Jesus says, “Except ye are of one heart and of one mind, ye are not mine;” and we have to shape our minds until they become alike. there are not many ways of getting to heaven, for God is one, and His way of saving mankind is one.
“But,” says the old sectarian priest, “going to heaven is like going to mill; if your wheat is good the miller will never inquire which way you came.” Let others say as they please, we know that we have got to walk in that straight and narrow path which has been pointed out to us, and that the course which saved men in former days will save the people in these days, and that the same principles that will save us will save others. If we would carry out practically all that we have received, and not trouble ourselves about any more until that was done, it would exalt us to a higher state than we now enjoy. I have something good to do; I am all right. Here are our blessings now; we taste the blessings of this congregation to-day, and our place and our blessings are at present in this bowery, and not away off somewhere else. If our feelings are centred here, then are we blessed indeed; but if our minds are wandering, they cannot be full of joy, for they must be concentrated on the things of God and His kingdom so long as this meeting continues; then we shall feel refreshed, and I presume we all need to be.
[After making a few remarks about the traditions, habits, and practices of the Indians, Elder Benson continued as follows—]
It is our duty, brethren and sisters, to go to work and bring these natives to an understanding of the principles of civilization, to teach them to till the earth, and earn their bread by the sweat of their brows; and if they are needy and ask us, we should feed them, and at all times be an example to them. We have not been as faithful as we ought to have been in many of these things.
I have a little Indian boy and girl, and certainly it is repugnant to my feelings to have to put up with their dirty practices, but I have passed a great many of these things by; and this I have done because I knew what our duties were. In a short season we shall be rewarded for all that we do to civilize this lost and fallen race. The little boy will soon be quite bright, his mind is becoming clear and perceptive, and if he sees a horse, a man, or any other object, he will always remember them. True, he yet has some of his Indian traits, and I presume it will be some time before they are all erased from his memory.

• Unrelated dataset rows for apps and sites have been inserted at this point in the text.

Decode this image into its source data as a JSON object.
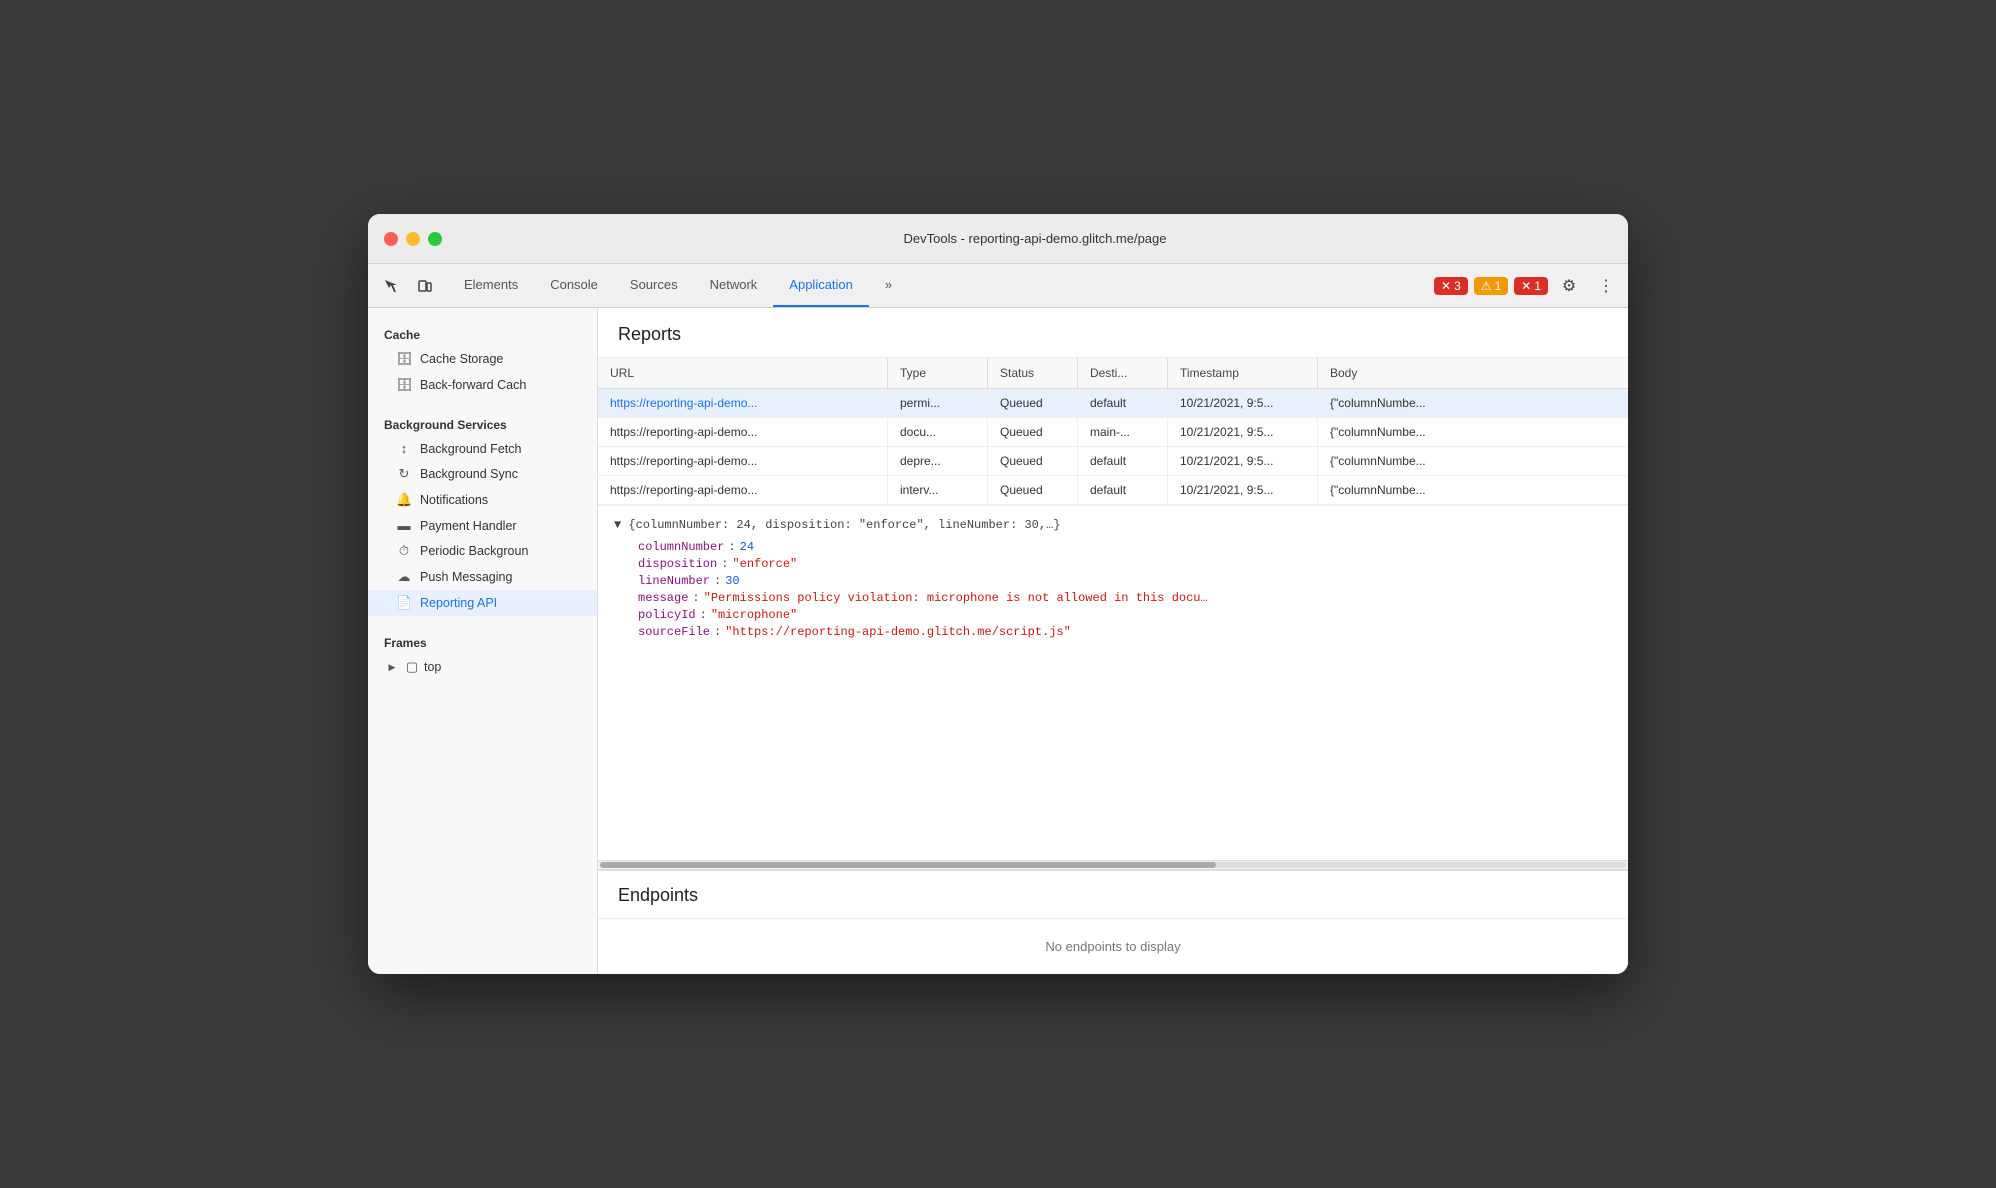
{
  "window": {
    "title": "DevTools - reporting-api-demo.glitch.me/page"
  },
  "toolbar": {
    "tabs": [
      {
        "id": "elements",
        "label": "Elements",
        "active": false
      },
      {
        "id": "console",
        "label": "Console",
        "active": false
      },
      {
        "id": "sources",
        "label": "Sources",
        "active": false
      },
      {
        "id": "network",
        "label": "Network",
        "active": false
      },
      {
        "id": "application",
        "label": "Application",
        "active": true
      }
    ],
    "more_label": "»",
    "error_count": "3",
    "warning_count": "1",
    "error2_count": "1",
    "gear_icon": "⚙",
    "more_icon": "⋮"
  },
  "sidebar": {
    "sections": [
      {
        "label": "Cache",
        "items": [
          {
            "id": "cache-storage",
            "label": "Cache Storage",
            "icon": "🗄",
            "active": false
          },
          {
            "id": "back-forward-cache",
            "label": "Back-forward Cach",
            "icon": "🗄",
            "active": false
          }
        ]
      },
      {
        "label": "Background Services",
        "items": [
          {
            "id": "background-fetch",
            "label": "Background Fetch",
            "icon": "↕",
            "active": false
          },
          {
            "id": "background-sync",
            "label": "Background Sync",
            "icon": "↻",
            "active": false
          },
          {
            "id": "notifications",
            "label": "Notifications",
            "icon": "🔔",
            "active": false
          },
          {
            "id": "payment-handler",
            "label": "Payment Handler",
            "icon": "▬",
            "active": false
          },
          {
            "id": "periodic-background",
            "label": "Periodic Backgroun",
            "icon": "⏱",
            "active": false
          },
          {
            "id": "push-messaging",
            "label": "Push Messaging",
            "icon": "☁",
            "active": false
          },
          {
            "id": "reporting-api",
            "label": "Reporting API",
            "icon": "📄",
            "active": true
          }
        ]
      },
      {
        "label": "Frames",
        "items": [
          {
            "id": "top",
            "label": "top",
            "icon": "▶",
            "active": false
          }
        ]
      }
    ]
  },
  "reports": {
    "title": "Reports",
    "columns": [
      "URL",
      "Type",
      "Status",
      "Desti...",
      "Timestamp",
      "Body"
    ],
    "rows": [
      {
        "url": "https://reporting-api-demo...",
        "type": "permi...",
        "status": "Queued",
        "destination": "default",
        "timestamp": "10/21/2021, 9:5...",
        "body": "{\"columnNumbe...",
        "selected": true
      },
      {
        "url": "https://reporting-api-demo...",
        "type": "docu...",
        "status": "Queued",
        "destination": "main-...",
        "timestamp": "10/21/2021, 9:5...",
        "body": "{\"columnNumbe...",
        "selected": false
      },
      {
        "url": "https://reporting-api-demo...",
        "type": "depre...",
        "status": "Queued",
        "destination": "default",
        "timestamp": "10/21/2021, 9:5...",
        "body": "{\"columnNumbe...",
        "selected": false
      },
      {
        "url": "https://reporting-api-demo...",
        "type": "interv...",
        "status": "Queued",
        "destination": "default",
        "timestamp": "10/21/2021, 9:5...",
        "body": "{\"columnNumbe...",
        "selected": false
      }
    ],
    "detail": {
      "summary": "▼ {columnNumber: 24, disposition: \"enforce\", lineNumber: 30,…}",
      "fields": [
        {
          "name": "columnNumber",
          "colon": ":",
          "value": "24",
          "type": "number"
        },
        {
          "name": "disposition",
          "colon": ":",
          "value": "\"enforce\"",
          "type": "string"
        },
        {
          "name": "lineNumber",
          "colon": ":",
          "value": "30",
          "type": "number"
        },
        {
          "name": "message",
          "colon": ":",
          "value": "\"Permissions policy violation: microphone is not allowed in this docu…",
          "type": "string"
        },
        {
          "name": "policyId",
          "colon": ":",
          "value": "\"microphone\"",
          "type": "string"
        },
        {
          "name": "sourceFile",
          "colon": ":",
          "value": "\"https://reporting-api-demo.glitch.me/script.js\"",
          "type": "string"
        }
      ]
    }
  },
  "endpoints": {
    "title": "Endpoints",
    "empty_message": "No endpoints to display"
  }
}
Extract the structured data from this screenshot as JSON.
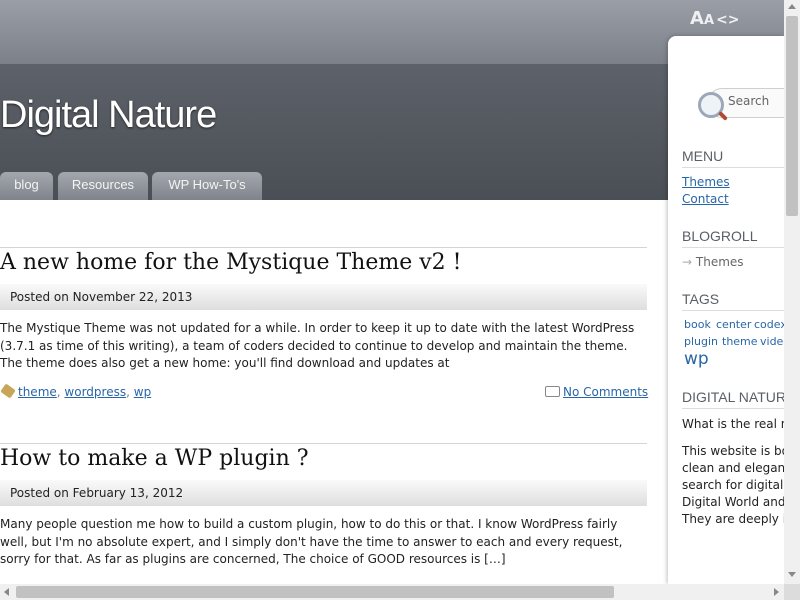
{
  "font_controls": {
    "big": "A",
    "small": "A",
    "arrows": "<>"
  },
  "site": {
    "title": "Digital Nature"
  },
  "nav": {
    "tabs": [
      "blog",
      "Resources",
      "WP How-To's"
    ]
  },
  "posts": [
    {
      "title": "A new home for the Mystique Theme v2 !",
      "meta": "Posted on November 22, 2013",
      "body": "The Mystique Theme was not updated for a while. In order to keep it up to date with the latest WordPress (3.7.1 as time of this writing), a team of coders decided to continue to develop and maintain the theme. The theme does also get a new home: you'll find download and updates at",
      "tags": [
        "theme",
        "wordpress",
        "wp"
      ],
      "tag_separator": ",",
      "comments": "No Comments"
    },
    {
      "title": "How to make a WP plugin ?",
      "meta": "Posted on February 13, 2012",
      "body": "Many people question me how to build a custom plugin, how to do this or that. I know WordPress fairly well, but I'm no absolute expert, and I simply don't have the time to answer to each and every request, sorry for that. As far as plugins are concerned, The choice of GOOD resources is […]"
    }
  ],
  "sidebar": {
    "search_placeholder": "Search",
    "menu_heading": "MENU",
    "menu_items": [
      "Themes",
      "Contact"
    ],
    "blogroll_heading": "BLOGROLL",
    "blogroll_items": [
      "Themes"
    ],
    "blogroll_arrow": "→",
    "tags_heading": "TAGS",
    "tag_cloud": [
      "book",
      "center",
      "codex",
      "plugin",
      "theme",
      "video",
      "wp"
    ],
    "about_heading": "DIGITAL NATUR",
    "about_lines": [
      "What is the real n",
      "This website is bo",
      "clean and elegant",
      "search for digital",
      "Digital World and",
      "They are deeply in"
    ]
  },
  "colors": {
    "link": "#2866a8",
    "header_bg": "#52565d",
    "tab_bg": "#8f939a"
  },
  "icons": [
    "tag-icon",
    "comment-icon",
    "search-icon",
    "scroll-arrow-icon"
  ]
}
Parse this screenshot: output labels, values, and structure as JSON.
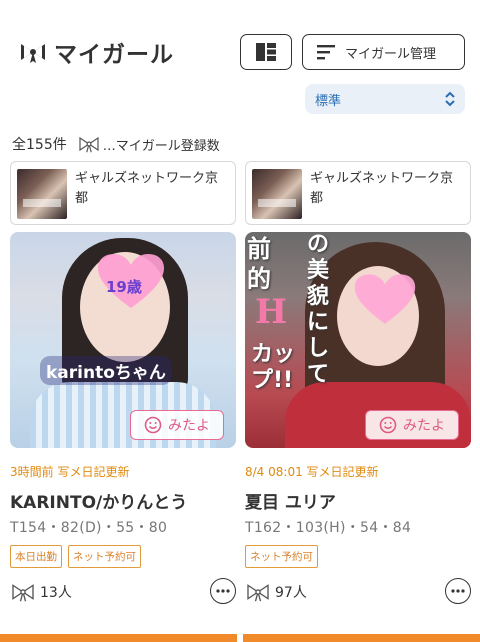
{
  "header": {
    "title": "マイガール",
    "manage_label": "マイガール管理"
  },
  "sort": {
    "selected": "標準"
  },
  "summary": {
    "total": "全155件",
    "legend": "…マイガール登録数"
  },
  "cards": [
    {
      "shop": "ギャルズネットワーク京都",
      "photo_text": "karintoちゃん",
      "photo_age": "19歳",
      "mita_label": "みたよ",
      "update": "3時間前 写メ日記更新",
      "name": "KARINTO/かりんとう",
      "spec": "T154・82(D)・55・80",
      "badges": [
        "本日出勤",
        "ネット予約可"
      ],
      "fav_count": "13人"
    },
    {
      "shop": "ギャルズネットワーク京都",
      "photo_text": "の美貌にして",
      "photo_text2": "前的",
      "photo_hcup": "H",
      "photo_cup": "カップ!!",
      "mita_label": "みたよ",
      "update": "8/4 08:01 写メ日記更新",
      "name": "夏目 ユリア",
      "spec": "T162・103(H)・54・84",
      "badges": [
        "ネット予約可"
      ],
      "fav_count": "97人"
    }
  ],
  "colors": {
    "accent_orange": "#e08a10",
    "pink": "#e05a86",
    "link_blue": "#2a6fb5"
  },
  "icons": [
    "ribbon-icon",
    "grid-layout-icon",
    "list-lines-icon",
    "chevron-updown-icon",
    "smile-icon",
    "more-icon"
  ]
}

And even some Saints are guilty of many filthy habits, for some, when they are sick and ought to observe cleanliness in the fullest degree, will send for the Elders to lay hands upon them, and say, “I was taken sick a week ago last Sunday, and have been so bad that I have not washed since, and I have not had a clean shirt on, or clean sheets upon the bed.”
God has condescended to speak to His Saints, and has instructed them to wash their bodies with pure water, and to observe cleanliness of body as well as of spirit; this is necessary, and belongs to our religion. We should also have wisdom, and exercise it in both eating and drinking, ever keeping a guard over ourselves in all the practices of life, and listen to the still small whisperings of the Holy Spirit which never leads a man into error.
I know that the Lord directed brother Joseph by His Spirit, and he never went wrong. What guides brother Brigham? The same Holy Spirit of promise, and blessed is that man who understands the things of the Spirit, for it will direct him aright and lead him in the way of life, and open up his mind to behold the things of eternity; and the very moment that a man sees with this Spirit, he understands the mind of God.
Many have been led astray, and have believed that they could get to heaven without being united with the body of the Church; but if we are ever saved, we must be concentrated in our feelings, and our power, objects, and faith must be one in the kingdom of God. When we are one, we feel to rejoice in the things of God, and all goes well.
May the Holy Spirit guide you from this time, henceforth. Amen.